Colombo, Apr 21: A series of eight blasts ripped through churches and high-end hotels in and near the Sri Lankan capital on Easter Sunday, killing more than 200 people, including 22 foreigners, and wounding hundreds in the worst violence since the civil war ended in 2009 in the island nation.
Reports said an Indian national from Kasargod in Kerala also died in the blasts. An Western news agency said that US, British and Dutch citizens were also among those killed in the explosions. The Chinese state newspaper People's Daily said one Chinese national was also killed, while state news agency Xinhua said four others were injured.
No organisation has claimed responsibility for the explosions, but Sri Lanka's defence minister said the authorities have arrested seven suspects following the blasts.
The ministry said a majority of the explosions were suicide bombings.
Nationwide curfew Worshippers were targeted at the Kochikade, St Sebastian and Batticaloa churches during mass, while the other locations were Hotel Shangri La, Cinnamon Grand and Kingsbury hotel. After a few hours, two more explosions were reported in the suburb of Orugodawatta and Dehiwala.
The Sri Lanka government declared a 12-hour curfew from 6 pm -t 6 am Monday with immediate effect. It also announced shutdown of major social media sites and all messaging services. Soon after the blasts, Prime Minister Ranil Wickremesinghe met his cabinet colleagues to take stock of the situation.
Wickremesinghe condemned the attacks and called upon all Sri Lankans to remain united and said the government is taking immediate steps to contain the situation. President Maithripla Sirisena expressed deep pain and dismay over the brutal attacks on places of religious worship and other civilian establishments.
Sirisena said that he had instructed all law enforcement agencies and defence services to take every possible step to maintain law and order and conduct speedy investigations into the attacks and bring those behind the conspiracy to book. Opposition leader Mahinda Rajapaksa also condemned the attacks and said whoever behind the attacks must be dealt with immediately.
Leader of the main Tamil party, Tamil National Alliance R. Sampanthan taking to Twitter urged the president and prime minister to take necessary steps to identify the perpetrators of the attacks and bring them before justice.

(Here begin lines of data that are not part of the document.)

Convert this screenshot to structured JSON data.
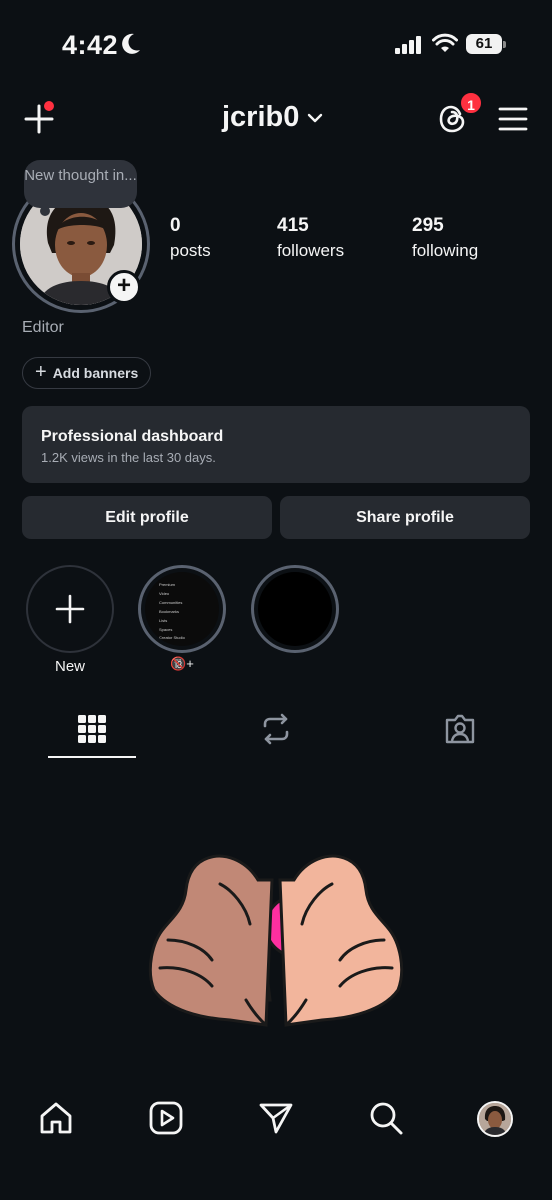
{
  "status_bar": {
    "time": "4:42",
    "battery": "61"
  },
  "header": {
    "username": "jcrib0",
    "threads_badge": "1"
  },
  "profile": {
    "note": "New thought in...",
    "category": "Editor",
    "stats": [
      {
        "value": "0",
        "label": "posts"
      },
      {
        "value": "415",
        "label": "followers"
      },
      {
        "value": "295",
        "label": "following"
      }
    ],
    "add_banners_label": "Add banners"
  },
  "dashboard": {
    "title": "Professional dashboard",
    "subtitle": "1.2K views in the last 30 days."
  },
  "buttons": {
    "edit": "Edit profile",
    "share": "Share profile"
  },
  "highlights": [
    {
      "label": "New"
    },
    {
      "label": "🔞+",
      "mini_menu": [
        "Premium",
        "Video",
        "Communities",
        "Bookmarks",
        "Lists",
        "Spaces",
        "Creator Studio"
      ]
    },
    {
      "label": ""
    }
  ],
  "tabs": [
    "grid-tab",
    "reposts-tab",
    "tagged-tab"
  ],
  "nav": [
    "home",
    "reels",
    "messages",
    "search",
    "profile"
  ],
  "colors": {
    "background": "#0c1014",
    "card": "#262a30",
    "notification": "#ff3040",
    "ring": "#5a6270"
  }
}
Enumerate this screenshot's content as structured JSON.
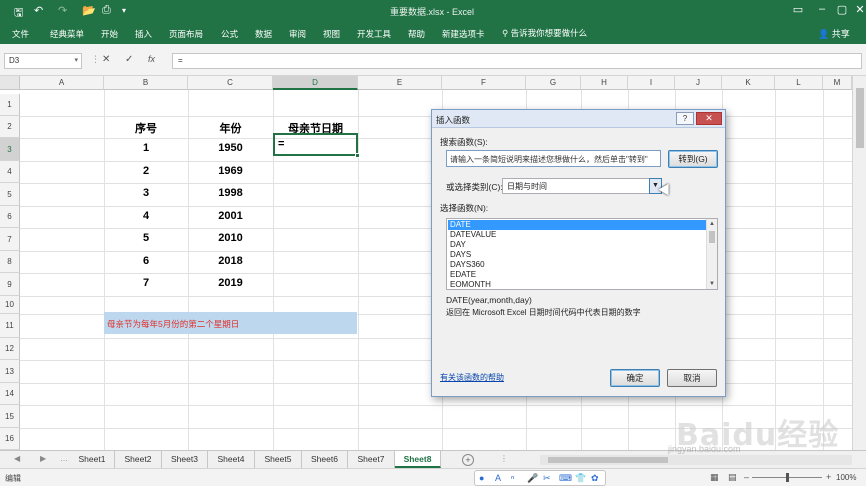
{
  "app": {
    "window_title": "重要数据.xlsx - Excel",
    "quick_access": [
      "save-icon",
      "undo-icon",
      "redo-icon",
      "open-icon",
      "print-preview-icon",
      "customize-icon"
    ]
  },
  "ribbon": {
    "tabs": [
      "文件",
      "经典菜单",
      "开始",
      "插入",
      "页面布局",
      "公式",
      "数据",
      "审阅",
      "视图",
      "开发工具",
      "帮助",
      "新建选项卡"
    ],
    "tell_me": "告诉我你想要做什么",
    "share": "共享"
  },
  "formula_bar": {
    "name_box": "D3",
    "cancel": "✕",
    "enter": "✓",
    "fx": "fx",
    "content": "="
  },
  "grid": {
    "columns": [
      "A",
      "B",
      "C",
      "D",
      "E",
      "F",
      "G",
      "H",
      "I",
      "J",
      "K",
      "L",
      "M"
    ],
    "rows": [
      "1",
      "2",
      "3",
      "4",
      "5",
      "6",
      "7",
      "8",
      "9",
      "10",
      "11",
      "12",
      "13",
      "14",
      "15",
      "16"
    ],
    "headers": {
      "seq": "序号",
      "year": "年份",
      "mothers_day": "母亲节日期"
    },
    "data": [
      {
        "seq": "1",
        "year": "1950"
      },
      {
        "seq": "2",
        "year": "1969"
      },
      {
        "seq": "3",
        "year": "1998"
      },
      {
        "seq": "4",
        "year": "2001"
      },
      {
        "seq": "5",
        "year": "2010"
      },
      {
        "seq": "6",
        "year": "2018"
      },
      {
        "seq": "7",
        "year": "2019"
      }
    ],
    "active_cell_value": "=",
    "note": "母亲节为每年5月份的第二个星期日"
  },
  "sheets": {
    "tabs": [
      "Sheet1",
      "Sheet2",
      "Sheet3",
      "Sheet4",
      "Sheet5",
      "Sheet6",
      "Sheet7",
      "Sheet8"
    ],
    "active": "Sheet8",
    "add": "+"
  },
  "status": {
    "mode": "编辑",
    "zoom": "100%"
  },
  "dialog": {
    "title": "插入函数",
    "help": "?",
    "close": "✕",
    "search_label": "搜索函数(S):",
    "search_placeholder": "请输入一条简短说明来描述您想做什么，然后单击\"转到\"",
    "go_button": "转到(G)",
    "category_label": "或选择类别(C):",
    "category_value": "日期与时间",
    "select_label": "选择函数(N):",
    "functions": [
      "DATE",
      "DATEVALUE",
      "DAY",
      "DAYS",
      "DAYS360",
      "EDATE",
      "EOMONTH"
    ],
    "selected_function": "DATE",
    "signature": "DATE(year,month,day)",
    "description": "返回在 Microsoft Excel 日期时间代码中代表日期的数字",
    "help_link": "有关该函数的帮助",
    "ok": "确定",
    "cancel": "取消"
  },
  "watermark": {
    "text": "Baidu经验",
    "url": "jingyan.baidu.com"
  }
}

South Block condemns blasts India strongly condemned the serial blasts and said it is monitoring the the situation in the island nation. The Ministry of External Affairs in a statement said, "India has always opposed and rejected terrorism in all its forms and manifestations, and has urged concerted action by the international community against terrorism, including cross-border terrorism. There can be no justification whatsoever for any act of terror.

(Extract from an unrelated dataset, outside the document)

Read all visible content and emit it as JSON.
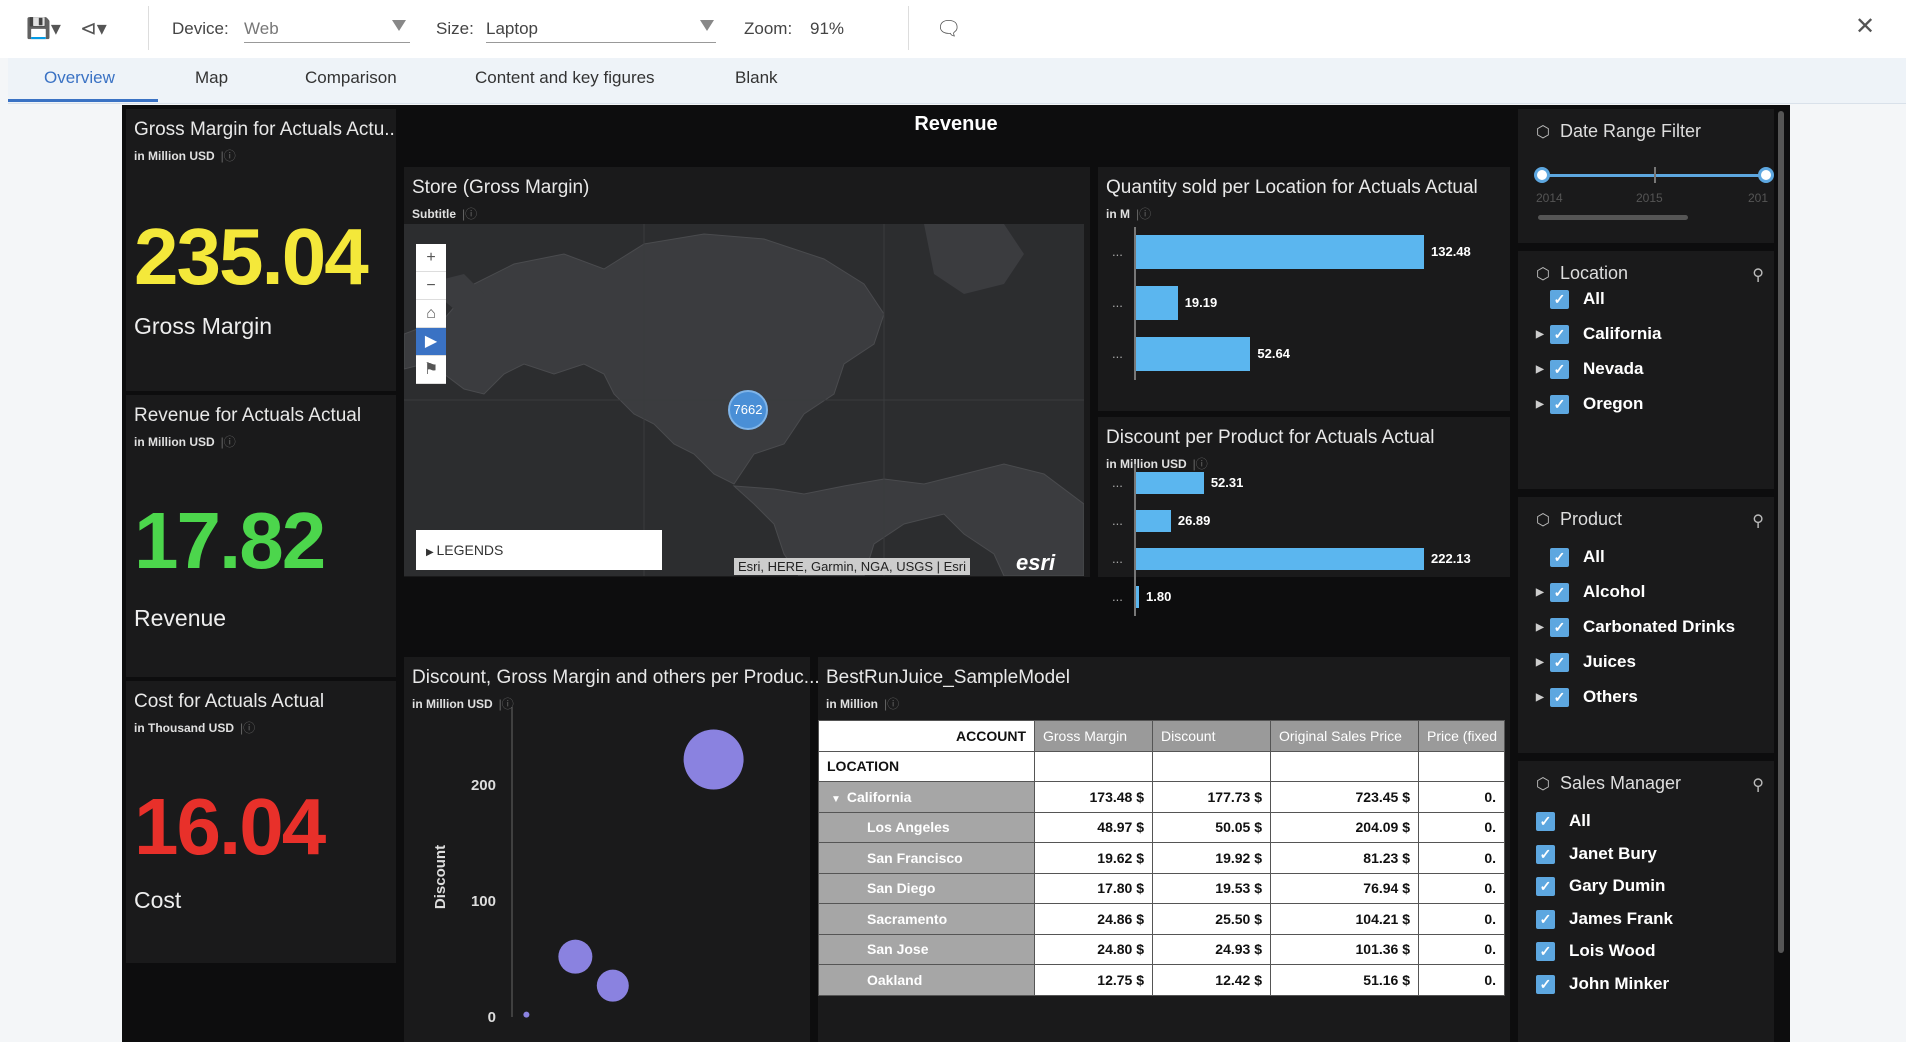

"We call for perpetrators of such ghastly and heinous act and those who provide them support to be brought to justice expeditiously.
Earlier, Prime Minister Narendra Modi said that there was no place for such barbarism in the region and India stands in solidarity with the people of Sri Lanka. External Affairs Minister Sushma Swaraj said India is keeping a "close watch" on the situation following the blasts.

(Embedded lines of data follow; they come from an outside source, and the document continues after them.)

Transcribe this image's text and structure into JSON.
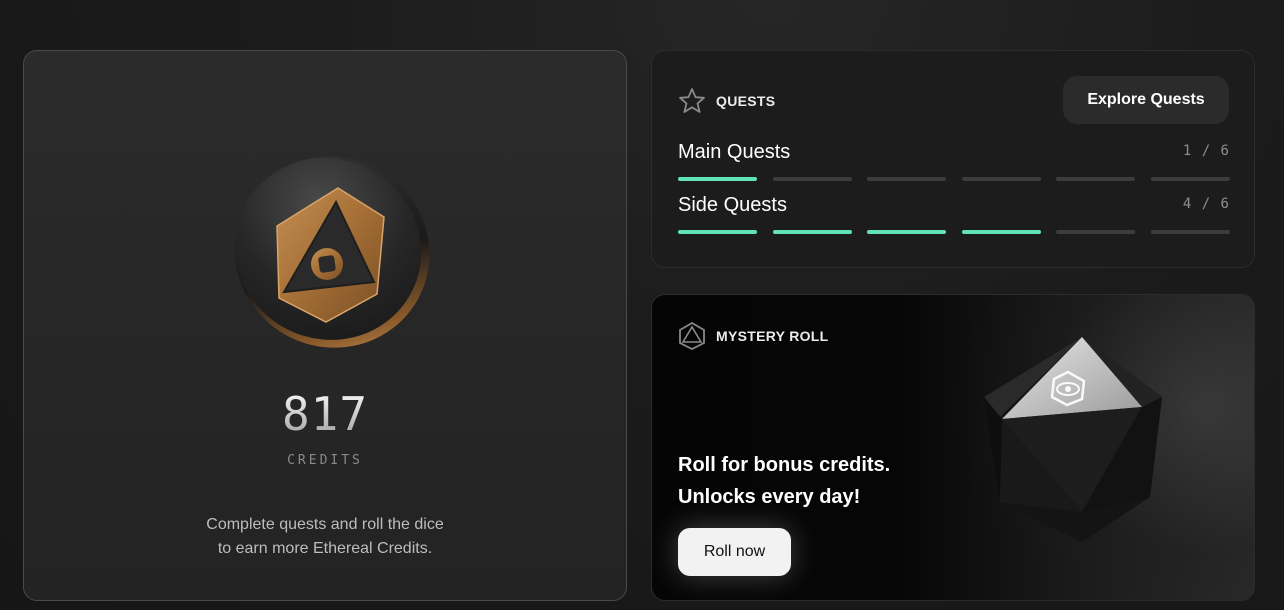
{
  "credits": {
    "value": "817",
    "label": "CREDITS",
    "description_line1": "Complete quests and roll the dice",
    "description_line2": "to earn more Ethereal Credits."
  },
  "quests": {
    "title": "QUESTS",
    "icon": "star-icon",
    "explore_label": "Explore Quests",
    "rows": [
      {
        "name": "Main Quests",
        "count": "1 / 6",
        "completed": 1,
        "total": 6
      },
      {
        "name": "Side Quests",
        "count": "4 / 6",
        "completed": 4,
        "total": 6
      }
    ]
  },
  "mystery": {
    "title": "MYSTERY ROLL",
    "icon": "octahedron-icon",
    "line1": "Roll for bonus credits.",
    "line2": "Unlocks every day!",
    "button_label": "Roll now"
  },
  "colors": {
    "progress_done": "#5fe3b5",
    "progress_empty": "#3c3c3c",
    "coin_gold": "#b07a3e"
  }
}
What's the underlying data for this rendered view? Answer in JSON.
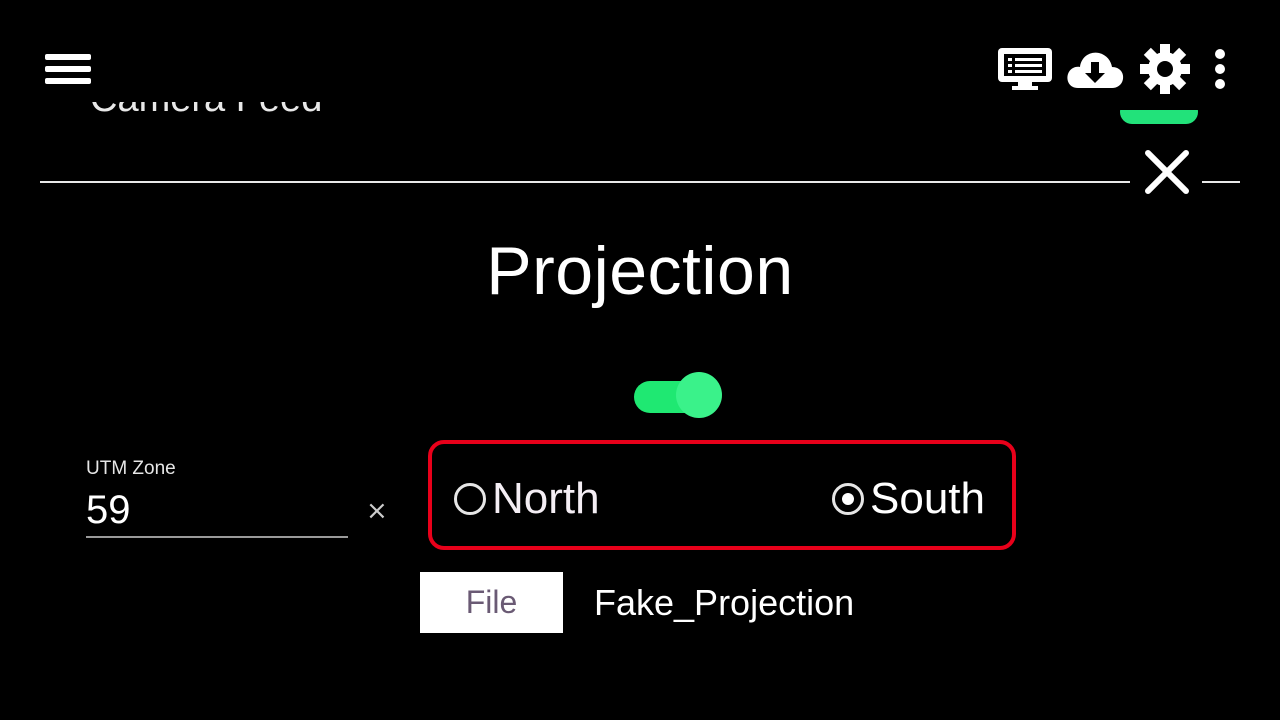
{
  "appbar": {
    "menu_icon": "hamburger-menu-icon",
    "actions": [
      {
        "icon": "monitor-list-icon"
      },
      {
        "icon": "cloud-download-icon"
      },
      {
        "icon": "gear-icon"
      },
      {
        "icon": "kebab-menu-icon"
      }
    ]
  },
  "previous_item": {
    "label": "Camera Feed",
    "toggle_on": true
  },
  "close_icon": "close-icon",
  "panel": {
    "title": "Projection",
    "enabled": true,
    "utm_zone": {
      "label": "UTM Zone",
      "value": "59",
      "clear_glyph": "×"
    },
    "hemisphere": {
      "options": [
        {
          "label": "North",
          "checked": false
        },
        {
          "label": "South",
          "checked": true
        }
      ]
    },
    "file": {
      "button_label": "File",
      "file_name": "Fake_Projection"
    }
  },
  "colors": {
    "background": "#000000",
    "toggle_green": "#22e27a",
    "highlight_red": "#e8001a",
    "text": "#ffffff"
  }
}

"I am in constant touch with Indian High Commissioner in Colombo. We are keeping a close watch on the situation," Swaraj said in a Tweeter post. World leaders, including US president Dnald Trump, German president Angela Merkel, Russian president Valdimir Putin and the Pope have all condemned the attacks.
A total of eight blasts reportedly took place on Sunday in Sri Lanka, hitting three churches and four hotels in and around the country's capital of Colombo and other cities, local media reported.
The first blast occurred at 0845 hrs this morning in St Anthony's Church in Kochchikade and the other at St Sebestian's Church in Katuwapitiya, Katana.
Analysts say that militant groups, including IS and Al-Qaida in the Indian subcontinent, are becoming increasingly active in South Asia, with their affiliates also focusing on countries other than Afghanistan and Pakistan, where they are already quite strong.
"I don't think that radical Buddhist groups have the capacity to launch such well-coordinated and high-level attacks. Furthermore, radical Buddhists would most likely have not chosen to attack churches. For similar reasons, it seems unlikely that militant Tamil outfits would have perpetrated these attacks.
"In my opinion, the nature of attacks and the selection of churches on Easter Sunday bear the hallmark of international jihadist groups like Al-Qaida or 'Islamic State' (IS) and/or their local affiliates,"s aid Siegfried O. Wolf, South Asia expert at the Brussels-based South Asia Democratic Forum.UNI